The venture capital arm of oil giant BP has made a foray into the fast-expanding artificial intelligence (AI) market in China with a $3.6 million investment in energy management specialist R&B. R&B’s energy management systems apply AI analytics to predict, control and improve a building’s energy use. According to the company, its Software-as-a-Service platform processes data on the energy use of commercial and industrial buildings, formulating recommendations to boost energy efficiency, optimise performance, and lower carbon emissions. It aligns with BP Alternative Energy’s focus on increasing the oil giant’s clean technology portfolio, the firm said, highlighting how buildings account of for one third of the world’s energy consumption and with rapid growth underway across China’s commercial property sector R&B could play a significant role in curbing emissions. The investment also expands BP Ventures’ involvement in smart energy management, building on last year’s investment in UK-based AI firm Grid Edge. (Business Green)


Twitter to test ‘block all replies’ function

Social media platform Twitter has said it will test new features that allow users to control who can reply to their posts or block replies entirely. “We want to help people feel safe participating in the conversation on Twitter,” the company said. The move comes as social media companies are under increasing pressure to address cyber-bullying. The firm has already launched a feature which allows its users to hide replies to their tweets. Twitter unveiled details of the experiment during a presentation at the annual Consumer Electronics Show, in Las Vegas. The new features, to be tested early this year, will allow users to select four different settings for replies: Global – allow anyone to respond, Group – allow replies from people the user follows, or mentioned, Panel – allow replies from people mentioned, Statement – not allow any replies. (BBC)


Goldman Sachs becomes first US company to join Climate Group’s three flagship initiatives

Goldman Sachs has become the first US company to become a member of three major initiatives for electric transport and smart and renewable energy use.
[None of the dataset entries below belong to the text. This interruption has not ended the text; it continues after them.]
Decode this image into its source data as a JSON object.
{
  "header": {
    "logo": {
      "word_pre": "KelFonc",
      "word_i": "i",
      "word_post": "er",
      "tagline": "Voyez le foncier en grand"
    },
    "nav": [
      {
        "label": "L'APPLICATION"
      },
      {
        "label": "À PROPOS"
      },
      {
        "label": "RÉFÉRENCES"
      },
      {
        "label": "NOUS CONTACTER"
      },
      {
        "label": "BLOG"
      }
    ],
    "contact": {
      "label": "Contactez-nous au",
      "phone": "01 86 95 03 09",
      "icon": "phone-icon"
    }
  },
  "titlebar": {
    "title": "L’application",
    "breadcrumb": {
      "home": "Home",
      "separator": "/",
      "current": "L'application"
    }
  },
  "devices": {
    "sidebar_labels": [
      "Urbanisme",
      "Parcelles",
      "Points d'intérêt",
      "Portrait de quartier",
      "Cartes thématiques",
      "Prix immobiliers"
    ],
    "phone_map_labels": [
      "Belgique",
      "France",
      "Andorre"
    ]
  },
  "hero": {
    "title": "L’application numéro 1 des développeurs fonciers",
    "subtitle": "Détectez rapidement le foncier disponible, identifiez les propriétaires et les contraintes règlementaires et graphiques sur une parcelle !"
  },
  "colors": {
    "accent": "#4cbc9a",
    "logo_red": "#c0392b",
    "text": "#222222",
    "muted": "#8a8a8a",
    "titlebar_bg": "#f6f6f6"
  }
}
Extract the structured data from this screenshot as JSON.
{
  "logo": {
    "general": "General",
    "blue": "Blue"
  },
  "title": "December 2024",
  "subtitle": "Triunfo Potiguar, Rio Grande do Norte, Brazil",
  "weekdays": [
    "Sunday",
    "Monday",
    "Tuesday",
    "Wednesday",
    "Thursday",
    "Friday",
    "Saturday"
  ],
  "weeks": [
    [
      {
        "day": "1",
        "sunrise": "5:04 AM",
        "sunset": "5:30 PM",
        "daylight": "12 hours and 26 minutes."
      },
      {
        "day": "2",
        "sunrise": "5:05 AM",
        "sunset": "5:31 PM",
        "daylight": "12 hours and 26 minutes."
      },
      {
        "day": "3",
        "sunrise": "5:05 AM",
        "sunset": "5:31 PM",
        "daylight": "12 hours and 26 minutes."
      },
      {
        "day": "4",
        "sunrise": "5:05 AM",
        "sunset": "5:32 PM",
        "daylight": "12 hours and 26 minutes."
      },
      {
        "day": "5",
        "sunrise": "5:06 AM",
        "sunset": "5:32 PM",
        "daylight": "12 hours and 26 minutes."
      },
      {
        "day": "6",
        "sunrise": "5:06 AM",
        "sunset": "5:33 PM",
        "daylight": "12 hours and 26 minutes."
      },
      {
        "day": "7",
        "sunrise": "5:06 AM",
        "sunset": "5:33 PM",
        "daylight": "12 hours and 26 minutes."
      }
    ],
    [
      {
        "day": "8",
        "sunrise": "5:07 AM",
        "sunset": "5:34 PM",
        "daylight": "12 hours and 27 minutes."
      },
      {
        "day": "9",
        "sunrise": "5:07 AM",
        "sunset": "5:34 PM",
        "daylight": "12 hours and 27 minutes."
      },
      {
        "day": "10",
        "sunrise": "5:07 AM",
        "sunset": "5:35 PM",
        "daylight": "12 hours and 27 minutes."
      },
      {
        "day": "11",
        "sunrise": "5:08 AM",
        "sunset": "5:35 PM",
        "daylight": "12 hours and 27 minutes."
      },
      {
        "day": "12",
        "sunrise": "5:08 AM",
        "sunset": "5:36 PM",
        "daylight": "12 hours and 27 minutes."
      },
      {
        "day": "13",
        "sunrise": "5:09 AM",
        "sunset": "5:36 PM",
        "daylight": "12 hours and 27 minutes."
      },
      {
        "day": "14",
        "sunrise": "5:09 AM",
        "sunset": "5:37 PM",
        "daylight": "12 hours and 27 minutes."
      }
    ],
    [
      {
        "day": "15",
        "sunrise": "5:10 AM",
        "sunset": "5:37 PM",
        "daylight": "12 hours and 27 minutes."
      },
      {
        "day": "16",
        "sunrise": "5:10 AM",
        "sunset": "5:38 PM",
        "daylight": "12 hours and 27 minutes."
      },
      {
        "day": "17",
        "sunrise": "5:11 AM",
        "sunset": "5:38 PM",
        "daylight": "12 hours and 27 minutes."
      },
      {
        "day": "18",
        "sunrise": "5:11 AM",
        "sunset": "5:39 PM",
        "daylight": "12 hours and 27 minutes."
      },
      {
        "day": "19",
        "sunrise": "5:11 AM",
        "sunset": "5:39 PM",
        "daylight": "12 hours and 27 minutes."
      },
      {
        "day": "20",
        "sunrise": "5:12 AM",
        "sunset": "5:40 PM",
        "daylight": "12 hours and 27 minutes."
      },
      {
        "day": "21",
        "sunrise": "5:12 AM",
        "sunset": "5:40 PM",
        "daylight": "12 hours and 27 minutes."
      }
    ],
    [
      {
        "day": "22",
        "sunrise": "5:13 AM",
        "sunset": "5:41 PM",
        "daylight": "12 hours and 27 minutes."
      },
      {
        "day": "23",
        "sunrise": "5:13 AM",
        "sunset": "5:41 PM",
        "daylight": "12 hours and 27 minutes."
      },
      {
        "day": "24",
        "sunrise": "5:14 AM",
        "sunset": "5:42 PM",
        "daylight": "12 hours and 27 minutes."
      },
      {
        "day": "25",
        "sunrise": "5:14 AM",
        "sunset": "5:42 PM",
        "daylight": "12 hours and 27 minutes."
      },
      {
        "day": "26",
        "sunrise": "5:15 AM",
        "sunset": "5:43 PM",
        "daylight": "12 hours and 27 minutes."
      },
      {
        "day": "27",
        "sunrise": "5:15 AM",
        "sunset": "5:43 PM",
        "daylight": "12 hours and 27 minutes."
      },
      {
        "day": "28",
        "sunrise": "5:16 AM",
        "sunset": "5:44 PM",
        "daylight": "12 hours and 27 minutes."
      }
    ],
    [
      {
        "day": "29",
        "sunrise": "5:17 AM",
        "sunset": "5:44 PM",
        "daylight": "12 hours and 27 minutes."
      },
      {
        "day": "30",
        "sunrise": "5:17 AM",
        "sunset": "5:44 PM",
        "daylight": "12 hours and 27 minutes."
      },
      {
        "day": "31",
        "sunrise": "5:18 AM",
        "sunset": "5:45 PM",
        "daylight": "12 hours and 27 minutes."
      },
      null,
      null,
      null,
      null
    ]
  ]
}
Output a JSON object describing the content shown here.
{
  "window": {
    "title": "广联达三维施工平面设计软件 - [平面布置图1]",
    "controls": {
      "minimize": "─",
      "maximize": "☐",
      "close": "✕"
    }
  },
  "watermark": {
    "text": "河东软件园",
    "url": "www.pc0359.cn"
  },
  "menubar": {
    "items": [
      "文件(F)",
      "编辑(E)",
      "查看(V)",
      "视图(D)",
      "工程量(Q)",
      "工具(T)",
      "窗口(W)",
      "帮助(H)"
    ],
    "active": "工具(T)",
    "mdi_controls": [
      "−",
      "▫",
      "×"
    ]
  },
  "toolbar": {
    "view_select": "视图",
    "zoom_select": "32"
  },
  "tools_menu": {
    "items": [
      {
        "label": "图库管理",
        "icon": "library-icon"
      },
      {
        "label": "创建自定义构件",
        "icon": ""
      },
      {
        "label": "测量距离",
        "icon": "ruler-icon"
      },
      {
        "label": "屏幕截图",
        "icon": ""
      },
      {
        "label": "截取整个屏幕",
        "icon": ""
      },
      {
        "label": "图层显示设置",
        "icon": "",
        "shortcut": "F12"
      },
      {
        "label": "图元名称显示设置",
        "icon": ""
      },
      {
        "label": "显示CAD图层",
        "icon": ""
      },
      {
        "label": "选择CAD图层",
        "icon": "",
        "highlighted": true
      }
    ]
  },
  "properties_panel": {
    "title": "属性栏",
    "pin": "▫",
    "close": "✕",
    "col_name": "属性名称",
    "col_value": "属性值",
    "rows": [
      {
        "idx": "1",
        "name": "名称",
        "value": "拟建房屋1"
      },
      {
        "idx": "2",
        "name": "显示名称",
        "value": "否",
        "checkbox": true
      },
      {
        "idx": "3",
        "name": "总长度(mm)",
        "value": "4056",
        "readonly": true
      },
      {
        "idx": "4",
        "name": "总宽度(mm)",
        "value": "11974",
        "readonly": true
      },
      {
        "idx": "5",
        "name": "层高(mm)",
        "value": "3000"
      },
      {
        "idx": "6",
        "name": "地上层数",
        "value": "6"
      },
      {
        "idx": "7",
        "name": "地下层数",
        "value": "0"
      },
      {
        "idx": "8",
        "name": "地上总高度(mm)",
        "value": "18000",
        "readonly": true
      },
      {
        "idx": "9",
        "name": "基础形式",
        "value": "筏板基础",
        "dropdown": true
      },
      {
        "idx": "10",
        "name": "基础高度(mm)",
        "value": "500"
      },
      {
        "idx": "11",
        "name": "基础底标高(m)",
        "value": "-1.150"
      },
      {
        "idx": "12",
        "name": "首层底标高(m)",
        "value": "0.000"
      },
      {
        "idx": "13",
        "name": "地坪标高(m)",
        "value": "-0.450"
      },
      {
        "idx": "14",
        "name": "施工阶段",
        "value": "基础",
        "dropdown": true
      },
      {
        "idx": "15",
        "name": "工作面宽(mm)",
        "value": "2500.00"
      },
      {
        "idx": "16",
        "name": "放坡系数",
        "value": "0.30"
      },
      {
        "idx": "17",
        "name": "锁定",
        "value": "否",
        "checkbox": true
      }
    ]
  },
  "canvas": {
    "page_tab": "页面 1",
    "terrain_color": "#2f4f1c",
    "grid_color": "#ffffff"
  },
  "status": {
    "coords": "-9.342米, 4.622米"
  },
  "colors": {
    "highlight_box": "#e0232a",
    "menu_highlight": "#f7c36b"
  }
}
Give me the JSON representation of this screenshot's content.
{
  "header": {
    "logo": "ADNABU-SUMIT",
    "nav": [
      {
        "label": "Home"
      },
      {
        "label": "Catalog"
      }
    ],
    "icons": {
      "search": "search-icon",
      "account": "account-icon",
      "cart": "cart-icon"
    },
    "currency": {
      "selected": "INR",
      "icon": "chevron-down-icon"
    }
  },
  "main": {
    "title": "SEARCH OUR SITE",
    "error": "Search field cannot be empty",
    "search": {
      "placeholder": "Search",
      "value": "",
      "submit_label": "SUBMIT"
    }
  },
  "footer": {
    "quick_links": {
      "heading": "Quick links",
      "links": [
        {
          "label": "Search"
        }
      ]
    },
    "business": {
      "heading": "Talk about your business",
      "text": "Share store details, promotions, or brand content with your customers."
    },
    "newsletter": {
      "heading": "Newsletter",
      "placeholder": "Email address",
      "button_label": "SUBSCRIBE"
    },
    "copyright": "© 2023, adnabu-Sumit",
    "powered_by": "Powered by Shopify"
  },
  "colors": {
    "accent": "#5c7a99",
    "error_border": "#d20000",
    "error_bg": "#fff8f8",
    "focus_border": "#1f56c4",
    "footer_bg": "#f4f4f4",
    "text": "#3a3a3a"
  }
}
The investment banking company has now joined EV100, EP100 and RE100, managed by environmental non-profit The Climate Group. Goldman Sachs was one of the first US companies to join RE100 and commit to 100 percent renewable power, during Climate Week NYC in 2015. This month’s RE100 Progress and Insights Annual Report shows the company has achieved 96 percent of the target and is on track to reach its 2020 goal. Now as an EV100 member, the bank is also committed to installing electric vehicles (EV) charging stations at its owned office locations, and in offices where Goldman Sachs is a tenant, to encourage EV charging installations and making it a criterion for site selection. Goldman Sachs also joins EP100 through the Net Zero Carbon Buildings pathway, occupying and owning only assets that are net zero carbon by 2030. (The Climate Group)


Source Image: McDonald’s sign post by Andreeew Hoang on Unsplash.